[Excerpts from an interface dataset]
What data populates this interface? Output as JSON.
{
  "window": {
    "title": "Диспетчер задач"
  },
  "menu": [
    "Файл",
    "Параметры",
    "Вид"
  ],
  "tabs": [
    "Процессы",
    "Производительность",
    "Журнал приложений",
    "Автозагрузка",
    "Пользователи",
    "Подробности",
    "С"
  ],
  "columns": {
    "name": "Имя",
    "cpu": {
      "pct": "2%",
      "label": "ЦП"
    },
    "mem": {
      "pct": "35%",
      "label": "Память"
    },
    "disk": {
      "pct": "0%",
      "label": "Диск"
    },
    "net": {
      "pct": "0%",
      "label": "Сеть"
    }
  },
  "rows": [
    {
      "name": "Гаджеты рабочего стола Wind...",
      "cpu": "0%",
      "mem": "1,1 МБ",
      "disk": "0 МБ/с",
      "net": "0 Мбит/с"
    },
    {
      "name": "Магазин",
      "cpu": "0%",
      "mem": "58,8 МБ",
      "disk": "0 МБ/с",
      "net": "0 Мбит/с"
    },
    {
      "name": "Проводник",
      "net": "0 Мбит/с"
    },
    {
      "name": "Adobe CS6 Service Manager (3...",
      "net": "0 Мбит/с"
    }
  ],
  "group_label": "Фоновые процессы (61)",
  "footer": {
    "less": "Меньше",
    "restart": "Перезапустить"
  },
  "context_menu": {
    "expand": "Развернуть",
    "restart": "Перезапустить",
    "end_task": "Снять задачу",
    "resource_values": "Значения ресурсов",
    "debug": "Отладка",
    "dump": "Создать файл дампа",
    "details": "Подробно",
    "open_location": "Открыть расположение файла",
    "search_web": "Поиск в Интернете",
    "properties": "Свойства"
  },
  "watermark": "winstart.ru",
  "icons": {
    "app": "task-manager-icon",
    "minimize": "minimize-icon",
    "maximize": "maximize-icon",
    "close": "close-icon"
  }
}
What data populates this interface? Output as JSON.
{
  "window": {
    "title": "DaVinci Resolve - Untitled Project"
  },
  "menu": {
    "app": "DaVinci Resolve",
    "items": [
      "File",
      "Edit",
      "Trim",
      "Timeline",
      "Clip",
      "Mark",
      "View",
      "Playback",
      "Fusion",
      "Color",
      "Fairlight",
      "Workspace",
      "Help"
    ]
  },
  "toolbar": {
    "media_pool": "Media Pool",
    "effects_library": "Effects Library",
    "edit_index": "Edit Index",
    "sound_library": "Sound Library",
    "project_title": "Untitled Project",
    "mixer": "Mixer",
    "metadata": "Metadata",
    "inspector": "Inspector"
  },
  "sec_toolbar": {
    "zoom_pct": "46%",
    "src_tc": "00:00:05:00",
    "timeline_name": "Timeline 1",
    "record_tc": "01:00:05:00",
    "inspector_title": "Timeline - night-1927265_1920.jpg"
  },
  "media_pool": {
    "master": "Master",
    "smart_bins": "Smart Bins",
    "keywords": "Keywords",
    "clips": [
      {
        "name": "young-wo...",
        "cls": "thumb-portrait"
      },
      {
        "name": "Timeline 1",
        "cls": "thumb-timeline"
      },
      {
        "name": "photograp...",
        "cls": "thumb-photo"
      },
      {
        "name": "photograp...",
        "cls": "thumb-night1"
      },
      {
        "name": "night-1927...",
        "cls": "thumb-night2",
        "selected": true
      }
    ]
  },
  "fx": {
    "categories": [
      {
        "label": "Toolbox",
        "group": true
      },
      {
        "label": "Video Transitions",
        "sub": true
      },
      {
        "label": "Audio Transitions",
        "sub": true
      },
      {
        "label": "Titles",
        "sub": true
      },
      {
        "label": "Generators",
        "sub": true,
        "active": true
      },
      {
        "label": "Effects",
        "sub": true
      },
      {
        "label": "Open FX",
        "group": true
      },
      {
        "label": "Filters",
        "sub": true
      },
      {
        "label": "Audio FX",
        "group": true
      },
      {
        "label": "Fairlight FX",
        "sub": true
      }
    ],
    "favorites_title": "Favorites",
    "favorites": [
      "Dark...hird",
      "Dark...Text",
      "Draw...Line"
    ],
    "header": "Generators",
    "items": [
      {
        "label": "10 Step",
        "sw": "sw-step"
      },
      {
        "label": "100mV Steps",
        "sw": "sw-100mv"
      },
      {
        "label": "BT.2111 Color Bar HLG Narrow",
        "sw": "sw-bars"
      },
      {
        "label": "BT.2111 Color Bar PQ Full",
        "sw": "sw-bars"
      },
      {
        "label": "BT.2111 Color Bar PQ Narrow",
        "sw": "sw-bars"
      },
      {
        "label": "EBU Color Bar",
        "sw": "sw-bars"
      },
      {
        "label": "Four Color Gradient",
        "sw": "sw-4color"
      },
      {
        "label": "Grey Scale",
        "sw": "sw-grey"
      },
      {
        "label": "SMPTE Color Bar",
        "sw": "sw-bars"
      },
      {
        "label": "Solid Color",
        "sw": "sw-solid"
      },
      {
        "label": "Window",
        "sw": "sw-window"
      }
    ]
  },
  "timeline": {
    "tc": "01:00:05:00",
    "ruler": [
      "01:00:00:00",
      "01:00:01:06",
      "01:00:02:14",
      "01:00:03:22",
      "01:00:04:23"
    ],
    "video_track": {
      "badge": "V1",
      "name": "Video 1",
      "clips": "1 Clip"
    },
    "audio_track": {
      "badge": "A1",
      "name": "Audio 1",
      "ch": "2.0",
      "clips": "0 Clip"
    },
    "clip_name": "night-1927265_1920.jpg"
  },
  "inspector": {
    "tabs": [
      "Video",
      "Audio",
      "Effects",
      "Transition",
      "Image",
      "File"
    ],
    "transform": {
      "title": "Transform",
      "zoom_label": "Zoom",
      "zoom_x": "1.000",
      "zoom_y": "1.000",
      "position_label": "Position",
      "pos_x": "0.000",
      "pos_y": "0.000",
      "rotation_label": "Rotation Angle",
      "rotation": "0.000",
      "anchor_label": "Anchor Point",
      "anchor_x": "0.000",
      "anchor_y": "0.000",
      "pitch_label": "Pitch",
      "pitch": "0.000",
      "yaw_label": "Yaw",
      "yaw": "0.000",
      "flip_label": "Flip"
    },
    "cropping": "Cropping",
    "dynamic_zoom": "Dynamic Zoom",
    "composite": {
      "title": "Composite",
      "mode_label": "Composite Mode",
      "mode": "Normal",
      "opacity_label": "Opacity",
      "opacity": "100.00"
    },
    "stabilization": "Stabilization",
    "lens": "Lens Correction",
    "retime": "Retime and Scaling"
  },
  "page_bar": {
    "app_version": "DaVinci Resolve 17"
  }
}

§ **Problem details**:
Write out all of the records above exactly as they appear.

§ **Output**:
What data populates this interface? Output as JSON.
{
  "window": {
    "title": "Диспетчер задач"
  },
  "menu": [
    "Файл",
    "Параметры",
    "Вид"
  ],
  "tabs": [
    "Процессы",
    "Производительность",
    "Журнал приложений",
    "Автозагрузка",
    "Пользователи",
    "Подробности",
    "С"
  ],
  "columns": {
    "name": "Имя",
    "cpu": {
      "pct": "2%",
      "label": "ЦП"
    },
    "mem": {
      "pct": "35%",
      "label": "Память"
    },
    "disk": {
      "pct": "0%",
      "label": "Диск"
    },
    "net": {
      "pct": "0%",
      "label": "Сеть"
    }
  },
  "rows": [
    {
      "name": "Гаджеты рабочего стола Wind...",
      "cpu": "0%",
      "mem": "1,1 МБ",
      "disk": "0 МБ/с",
      "net": "0 Мбит/с"
    },
    {
      "name": "Магазин",
      "cpu": "0%",
      "mem": "58,8 МБ",
      "disk": "0 МБ/с",
      "net": "0 Мбит/с"
    },
    {
      "name": "Проводник",
      "net": "0 Мбит/с"
    },
    {
      "name": "Adobe CS6 Service Manager (3...",
      "net": "0 Мбит/с"
    }
  ],
  "group_label": "Фоновые процессы (61)",
  "footer": {
    "less": "Меньше",
    "restart": "Перезапустить"
  },
  "context_menu": {
    "expand": "Развернуть",
    "restart": "Перезапустить",
    "end_task": "Снять задачу",
    "resource_values": "Значения ресурсов",
    "debug": "Отладка",
    "dump": "Создать файл дампа",
    "details": "Подробно",
    "open_location": "Открыть расположение файла",
    "search_web": "Поиск в Интернете",
    "properties": "Свойства"
  },
  "watermark": "winstart.ru",
  "icons": {
    "app": "task-manager-icon",
    "minimize": "minimize-icon",
    "maximize": "maximize-icon",
    "close": "close-icon"
  }
}
What data populates this interface? Output as JSON.
{
  "window": {
    "title": "DaVinci Resolve - Untitled Project"
  },
  "menu": {
    "app": "DaVinci Resolve",
    "items": [
      "File",
      "Edit",
      "Trim",
      "Timeline",
      "Clip",
      "Mark",
      "View",
      "Playback",
      "Fusion",
      "Color",
      "Fairlight",
      "Workspace",
      "Help"
    ]
  },
  "toolbar": {
    "media_pool": "Media Pool",
    "effects_library": "Effects Library",
    "edit_index": "Edit Index",
    "sound_library": "Sound Library",
    "project_title": "Untitled Project",
    "mixer": "Mixer",
    "metadata": "Metadata",
    "inspector": "Inspector"
  },
  "sec_toolbar": {
    "zoom_pct": "46%",
    "src_tc": "00:00:05:00",
    "timeline_name": "Timeline 1",
    "record_tc": "01:00:05:00",
    "inspector_title": "Timeline - night-1927265_1920.jpg"
  },
  "media_pool": {
    "master": "Master",
    "smart_bins": "Smart Bins",
    "keywords": "Keywords",
    "clips": [
      {
        "name": "young-wo...",
        "cls": "thumb-portrait"
      },
      {
        "name": "Timeline 1",
        "cls": "thumb-timeline"
      },
      {
        "name": "photograp...",
        "cls": "thumb-photo"
      },
      {
        "name": "photograp...",
        "cls": "thumb-night1"
      },
      {
        "name": "night-1927...",
        "cls": "thumb-night2",
        "selected": true
      }
    ]
  },
  "fx": {
    "categories": [
      {
        "label": "Toolbox",
        "group": true
      },
      {
        "label": "Video Transitions",
        "sub": true
      },
      {
        "label": "Audio Transitions",
        "sub": true
      },
      {
        "label": "Titles",
        "sub": true
      },
      {
        "label": "Generators",
        "sub": true,
        "active": true
      },
      {
        "label": "Effects",
        "sub": true
      },
      {
        "label": "Open FX",
        "group": true
      },
      {
        "label": "Filters",
        "sub": true
      },
      {
        "label": "Audio FX",
        "group": true
      },
      {
        "label": "Fairlight FX",
        "sub": true
      }
    ],
    "favorites_title": "Favorites",
    "favorites": [
      "Dark...hird",
      "Dark...Text",
      "Draw...Line"
    ],
    "header": "Generators",
    "items": [
      {
        "label": "10 Step",
        "sw": "sw-step"
      },
      {
        "label": "100mV Steps",
        "sw": "sw-100mv"
      },
      {
        "label": "BT.2111 Color Bar HLG Narrow",
        "sw": "sw-bars"
      },
      {
        "label": "BT.2111 Color Bar PQ Full",
        "sw": "sw-bars"
      },
      {
        "label": "BT.2111 Color Bar PQ Narrow",
        "sw": "sw-bars"
      },
      {
        "label": "EBU Color Bar",
        "sw": "sw-bars"
      },
      {
        "label": "Four Color Gradient",
        "sw": "sw-4color"
      },
      {
        "label": "Grey Scale",
        "sw": "sw-grey"
      },
      {
        "label": "SMPTE Color Bar",
        "sw": "sw-bars"
      },
      {
        "label": "Solid Color",
        "sw": "sw-solid"
      },
      {
        "label": "Window",
        "sw": "sw-window"
      }
    ]
  },
  "timeline": {
    "tc": "01:00:05:00",
    "ruler": [
      "01:00:00:00",
      "01:00:01:06",
      "01:00:02:14",
      "01:00:03:22",
      "01:00:04:23"
    ],
    "video_track": {
      "badge": "V1",
      "name": "Video 1",
      "clips": "1 Clip"
    },
    "audio_track": {
      "badge": "A1",
      "name": "Audio 1",
      "ch": "2.0",
      "clips": "0 Clip"
    },
    "clip_name": "night-1927265_1920.jpg"
  },
  "inspector": {
    "tabs": [
      "Video",
      "Audio",
      "Effects",
      "Transition",
      "Image",
      "File"
    ],
    "transform": {
      "title": "Transform",
      "zoom_label": "Zoom",
      "zoom_x": "1.000",
      "zoom_y": "1.000",
      "position_label": "Position",
      "pos_x": "0.000",
      "pos_y": "0.000",
      "rotation_label": "Rotation Angle",
      "rotation": "0.000",
      "anchor_label": "Anchor Point",
      "anchor_x": "0.000",
      "anchor_y": "0.000",
      "pitch_label": "Pitch",
      "pitch": "0.000",
      "yaw_label": "Yaw",
      "yaw": "0.000",
      "flip_label": "Flip"
    },
    "cropping": "Cropping",
    "dynamic_zoom": "Dynamic Zoom",
    "composite": {
      "title": "Composite",
      "mode_label": "Composite Mode",
      "mode": "Normal",
      "opacity_label": "Opacity",
      "opacity": "100.00"
    },
    "stabilization": "Stabilization",
    "lens": "Lens Correction",
    "retime": "Retime and Scaling"
  },
  "page_bar": {
    "app_version": "DaVinci Resolve 17"
  }
}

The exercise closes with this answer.